[O]ur most immediate mysterious neighbor today is not the animal or the plant; nor is it any longer the heavenly vault with its wonderfully moving lights. Frobenius points out that we have demythologized those through our sciences, and that the center of mystery now is man himself: man as a Thou, one’s neighbor; not as “I” might wish him to be, or may imagine that I know and relate to him, but in himself, thus come, as a being of mystery and wonder.
So from our relational vantage point as mythological beings vis-a-vis The Other, we reject their claims to know that we’re narcissists because they simply can’t know us well enough to make any such claim after a mere eleven minutes, even if they are of sound mind and licensed to practice in this state. But above and beyond that what Campbell reminds us of is that rocket science is relatively easy compared to figuring out people. And in that we’re more likely to be successful with our plan than their critique, you’ll want to vote for our plan.
In case you’re wondering, the markers that the linked Wikipedia article (ostensibly based on the Diagnostic and Statistical Manual of Mental Disorders) lists for passive-aggressive personality disorder are as follows:
- passively resists fulfilling routine social and occupational tasks like actually responding to the affirmative case.
- complains of being misunderstood and unappreciated by others as the negative will do when they claim the point of the critique was totally missed.
- is sullen and argumentative, especially the latter.
- unreasonably criticizes and scorns authority, not only by calling our rocket scientists categorically narcissists, but I’m sure they’ll have some unkind things to say about Campbell, Jung, and the APA in defending their critique.
- expresses envy and resentment toward those apparently more fortunate like those of us who have vision and ambition and rockets.
- voices exaggerated and persistent complaints of personal misfortune which is where we get into their nuke war and extinction scenarios.
- alternates between hostile defiance and contrition… okay, they might not have done this one.
Of course, with only a couple of subtle variations, almost any affirmative I’ve seen this year could run a PAPD critique against negatives.
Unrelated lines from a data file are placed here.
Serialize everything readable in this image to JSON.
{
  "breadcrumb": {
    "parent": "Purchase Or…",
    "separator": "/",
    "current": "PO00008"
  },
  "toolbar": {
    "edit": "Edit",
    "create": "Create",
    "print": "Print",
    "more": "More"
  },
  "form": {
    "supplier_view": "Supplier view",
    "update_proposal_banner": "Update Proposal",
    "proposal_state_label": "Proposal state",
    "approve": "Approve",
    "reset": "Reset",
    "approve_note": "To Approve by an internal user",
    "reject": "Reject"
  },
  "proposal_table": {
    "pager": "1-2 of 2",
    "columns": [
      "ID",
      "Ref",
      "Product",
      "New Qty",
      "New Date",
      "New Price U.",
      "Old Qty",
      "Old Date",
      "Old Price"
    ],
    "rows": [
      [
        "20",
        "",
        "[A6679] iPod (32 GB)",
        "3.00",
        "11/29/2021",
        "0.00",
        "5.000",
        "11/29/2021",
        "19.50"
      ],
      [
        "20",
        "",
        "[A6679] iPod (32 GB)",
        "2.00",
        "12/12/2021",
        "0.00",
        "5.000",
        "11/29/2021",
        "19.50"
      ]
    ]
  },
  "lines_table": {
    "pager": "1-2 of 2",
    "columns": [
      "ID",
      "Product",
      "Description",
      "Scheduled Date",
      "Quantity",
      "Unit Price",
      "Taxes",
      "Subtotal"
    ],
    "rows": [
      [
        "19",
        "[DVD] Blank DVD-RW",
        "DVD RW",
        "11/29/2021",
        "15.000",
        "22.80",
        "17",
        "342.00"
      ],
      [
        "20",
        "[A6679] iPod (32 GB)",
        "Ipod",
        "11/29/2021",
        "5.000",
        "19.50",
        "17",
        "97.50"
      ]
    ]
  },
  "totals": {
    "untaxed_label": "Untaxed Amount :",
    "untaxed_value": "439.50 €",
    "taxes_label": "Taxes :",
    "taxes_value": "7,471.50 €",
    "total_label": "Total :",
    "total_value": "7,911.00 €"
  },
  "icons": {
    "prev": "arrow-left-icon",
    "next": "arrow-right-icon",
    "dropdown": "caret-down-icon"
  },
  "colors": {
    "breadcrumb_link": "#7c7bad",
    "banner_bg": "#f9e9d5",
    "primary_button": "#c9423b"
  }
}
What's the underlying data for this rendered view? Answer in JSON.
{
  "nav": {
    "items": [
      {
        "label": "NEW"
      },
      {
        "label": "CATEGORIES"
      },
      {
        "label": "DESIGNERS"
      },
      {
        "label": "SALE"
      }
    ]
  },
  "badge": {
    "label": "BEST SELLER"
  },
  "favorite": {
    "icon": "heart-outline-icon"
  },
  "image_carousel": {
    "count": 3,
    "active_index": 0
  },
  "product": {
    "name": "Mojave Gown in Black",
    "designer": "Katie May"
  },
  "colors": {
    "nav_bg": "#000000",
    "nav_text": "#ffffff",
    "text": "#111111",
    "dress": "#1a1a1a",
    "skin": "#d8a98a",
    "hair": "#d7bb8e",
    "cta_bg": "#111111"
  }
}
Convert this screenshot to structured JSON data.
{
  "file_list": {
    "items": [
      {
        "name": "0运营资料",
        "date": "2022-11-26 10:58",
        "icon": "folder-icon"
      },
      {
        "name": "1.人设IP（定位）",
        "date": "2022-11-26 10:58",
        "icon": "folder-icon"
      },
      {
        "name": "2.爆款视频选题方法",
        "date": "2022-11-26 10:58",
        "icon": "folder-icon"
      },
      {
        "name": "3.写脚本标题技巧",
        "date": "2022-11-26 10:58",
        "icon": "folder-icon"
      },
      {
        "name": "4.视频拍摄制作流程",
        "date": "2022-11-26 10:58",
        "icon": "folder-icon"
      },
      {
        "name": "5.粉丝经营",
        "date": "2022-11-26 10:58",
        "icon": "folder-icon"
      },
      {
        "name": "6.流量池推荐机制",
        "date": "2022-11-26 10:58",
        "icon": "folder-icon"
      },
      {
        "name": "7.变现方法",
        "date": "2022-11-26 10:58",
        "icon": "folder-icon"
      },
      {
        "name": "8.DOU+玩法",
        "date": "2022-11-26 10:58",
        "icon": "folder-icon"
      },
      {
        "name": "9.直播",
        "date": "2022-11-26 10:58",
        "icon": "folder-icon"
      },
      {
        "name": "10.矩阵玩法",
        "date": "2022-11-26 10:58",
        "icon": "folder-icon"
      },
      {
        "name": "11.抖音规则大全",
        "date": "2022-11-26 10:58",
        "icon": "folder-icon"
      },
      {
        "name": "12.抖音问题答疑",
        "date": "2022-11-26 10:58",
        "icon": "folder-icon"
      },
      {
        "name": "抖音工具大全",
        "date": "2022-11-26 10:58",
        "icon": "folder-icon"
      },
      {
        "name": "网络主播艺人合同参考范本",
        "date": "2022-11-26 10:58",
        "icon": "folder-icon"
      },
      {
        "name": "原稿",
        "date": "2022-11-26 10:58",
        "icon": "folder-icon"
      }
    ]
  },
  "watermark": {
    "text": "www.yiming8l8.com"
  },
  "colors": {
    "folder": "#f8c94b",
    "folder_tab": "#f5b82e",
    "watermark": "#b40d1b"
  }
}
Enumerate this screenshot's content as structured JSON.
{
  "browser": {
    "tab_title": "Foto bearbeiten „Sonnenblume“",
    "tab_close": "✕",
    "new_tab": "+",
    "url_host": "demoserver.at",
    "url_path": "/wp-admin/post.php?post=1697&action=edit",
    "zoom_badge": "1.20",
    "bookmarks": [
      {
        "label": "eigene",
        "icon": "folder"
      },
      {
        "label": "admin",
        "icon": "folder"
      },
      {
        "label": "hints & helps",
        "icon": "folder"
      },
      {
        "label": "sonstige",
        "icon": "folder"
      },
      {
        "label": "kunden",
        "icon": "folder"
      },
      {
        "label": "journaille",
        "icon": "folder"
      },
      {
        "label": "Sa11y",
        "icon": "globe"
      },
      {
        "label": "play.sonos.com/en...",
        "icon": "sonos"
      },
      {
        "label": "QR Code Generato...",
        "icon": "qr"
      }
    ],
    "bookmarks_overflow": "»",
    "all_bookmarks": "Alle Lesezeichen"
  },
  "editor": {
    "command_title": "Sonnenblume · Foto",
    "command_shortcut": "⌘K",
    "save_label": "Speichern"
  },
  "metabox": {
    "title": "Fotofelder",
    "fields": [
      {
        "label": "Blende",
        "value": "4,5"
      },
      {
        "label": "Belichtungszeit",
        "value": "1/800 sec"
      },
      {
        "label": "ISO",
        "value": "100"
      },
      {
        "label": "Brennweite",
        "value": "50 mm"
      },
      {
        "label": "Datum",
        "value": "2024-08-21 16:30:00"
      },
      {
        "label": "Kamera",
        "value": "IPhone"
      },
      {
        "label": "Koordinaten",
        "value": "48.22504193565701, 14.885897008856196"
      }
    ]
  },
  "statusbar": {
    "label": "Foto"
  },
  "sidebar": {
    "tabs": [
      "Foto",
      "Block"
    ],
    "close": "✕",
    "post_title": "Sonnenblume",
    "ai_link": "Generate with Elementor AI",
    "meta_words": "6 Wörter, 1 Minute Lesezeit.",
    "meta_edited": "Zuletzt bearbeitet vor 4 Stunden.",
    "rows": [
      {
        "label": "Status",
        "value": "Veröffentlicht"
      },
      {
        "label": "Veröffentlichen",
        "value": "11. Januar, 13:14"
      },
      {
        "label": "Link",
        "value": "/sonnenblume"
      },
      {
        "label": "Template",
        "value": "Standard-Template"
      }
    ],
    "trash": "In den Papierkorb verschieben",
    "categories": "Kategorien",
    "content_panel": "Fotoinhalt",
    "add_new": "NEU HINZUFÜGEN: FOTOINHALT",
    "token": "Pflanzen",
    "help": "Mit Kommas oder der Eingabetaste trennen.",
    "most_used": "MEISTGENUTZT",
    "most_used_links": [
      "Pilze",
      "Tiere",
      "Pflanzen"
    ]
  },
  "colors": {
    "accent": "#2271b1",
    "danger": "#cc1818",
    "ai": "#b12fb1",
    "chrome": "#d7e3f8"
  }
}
But then again, I’m in Oregon so alternate causality might be in play. Regardless, that’s how you can turn the Space Narcissism critique to claim your status as a mythological creature. Me, I’m a chimera!